The book profiles a variety of attack tools and examines how Facebook and other sites can be used to conduct social networking attacks. It also covers techniques utilized by hackers to attack modern operating systems, such as Windows 7, Windows Vista, and Mac OS X. The author explores a number of techniques that hackers can use to exploit physical access, network access, and wireless vectors. Using screenshots to clarify procedures, this practical manual uses step-by-step examples and relevant analogies to facilitate understanding, giving you an insider’s view of the secrets of hackers.
Hacking Windows OS
Obtaining Windows Passwords
Imaging and Extraction
Bypassing Web Filters
Manipulating the Web
Finding It All on the Net
Capturing Network Traffic
Research Time: Finding the Vulnerabilities
Other Attack Tools
Social Engineering with Web 2.0
Hac the Macs
"If there ever was a book that should not be judged by its title, Defense against the Black Arts: How Hackers Do What They Do and How to Protect against It, is that book.
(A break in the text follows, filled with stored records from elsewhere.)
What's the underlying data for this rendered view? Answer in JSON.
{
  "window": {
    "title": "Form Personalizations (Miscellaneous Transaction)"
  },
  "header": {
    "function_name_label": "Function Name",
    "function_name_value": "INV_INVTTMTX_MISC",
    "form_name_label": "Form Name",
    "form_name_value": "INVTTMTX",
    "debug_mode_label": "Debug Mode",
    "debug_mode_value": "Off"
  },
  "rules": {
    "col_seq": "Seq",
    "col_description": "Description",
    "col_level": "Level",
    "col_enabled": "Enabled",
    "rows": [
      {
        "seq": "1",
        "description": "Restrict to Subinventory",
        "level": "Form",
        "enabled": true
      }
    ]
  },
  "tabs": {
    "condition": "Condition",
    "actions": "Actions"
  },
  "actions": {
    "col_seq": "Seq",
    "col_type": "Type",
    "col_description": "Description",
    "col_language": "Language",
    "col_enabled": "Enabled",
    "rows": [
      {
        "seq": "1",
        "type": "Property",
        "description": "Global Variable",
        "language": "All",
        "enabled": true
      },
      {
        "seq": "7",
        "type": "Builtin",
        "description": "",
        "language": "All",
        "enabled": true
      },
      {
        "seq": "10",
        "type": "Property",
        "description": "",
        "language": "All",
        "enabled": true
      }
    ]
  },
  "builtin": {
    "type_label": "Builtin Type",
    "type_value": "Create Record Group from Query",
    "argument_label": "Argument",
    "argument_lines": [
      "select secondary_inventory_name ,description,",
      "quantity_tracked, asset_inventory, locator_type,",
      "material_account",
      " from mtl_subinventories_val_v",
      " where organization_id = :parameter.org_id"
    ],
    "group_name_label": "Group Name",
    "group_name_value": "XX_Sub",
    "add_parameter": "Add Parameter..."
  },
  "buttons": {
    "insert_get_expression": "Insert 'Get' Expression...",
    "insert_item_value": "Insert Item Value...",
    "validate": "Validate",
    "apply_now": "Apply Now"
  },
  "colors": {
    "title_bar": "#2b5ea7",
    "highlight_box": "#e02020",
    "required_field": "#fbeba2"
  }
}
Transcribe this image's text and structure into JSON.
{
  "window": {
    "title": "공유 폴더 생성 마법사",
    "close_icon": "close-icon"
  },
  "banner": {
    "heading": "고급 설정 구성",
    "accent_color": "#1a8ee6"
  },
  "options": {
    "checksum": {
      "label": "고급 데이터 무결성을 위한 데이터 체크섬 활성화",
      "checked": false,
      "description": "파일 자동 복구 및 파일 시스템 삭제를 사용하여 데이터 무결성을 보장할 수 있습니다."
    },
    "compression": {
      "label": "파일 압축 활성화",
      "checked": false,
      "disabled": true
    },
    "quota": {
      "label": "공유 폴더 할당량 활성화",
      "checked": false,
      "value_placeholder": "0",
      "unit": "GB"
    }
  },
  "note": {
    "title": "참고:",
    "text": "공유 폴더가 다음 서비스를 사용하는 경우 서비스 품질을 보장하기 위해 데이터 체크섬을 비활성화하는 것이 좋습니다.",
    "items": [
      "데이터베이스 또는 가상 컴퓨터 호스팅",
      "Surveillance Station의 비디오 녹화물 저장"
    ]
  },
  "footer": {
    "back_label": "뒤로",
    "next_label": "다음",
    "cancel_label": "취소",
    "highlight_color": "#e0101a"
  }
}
Even if one uses the definition in The New Hackers Dictionary of 'a collection of arcane, unpublished, and (by implication) mostly ad-hoc techniques developed for a particular application or systems area', that really does not describe this book. The truth is that hacking is none of the above. If anything, it is a process that is far from mysterious, but rather aether to describe. With that, the book does a good job of providing the reader with the information needed to run a large set of hacking tools. ... the book walks the reader through the process of how to use hacking tools and how to make sense of their output. ... a really good reference for someone experienced in the topic who wants to improve their expertise."
— Ben Rothke, author of Computer Security: 20 Things Every Employee Should Know
"A fascinating catalog of the techniques hackers use to get information from networks and computers … of great interest to the security research community."
— Computing Reviews, June 2012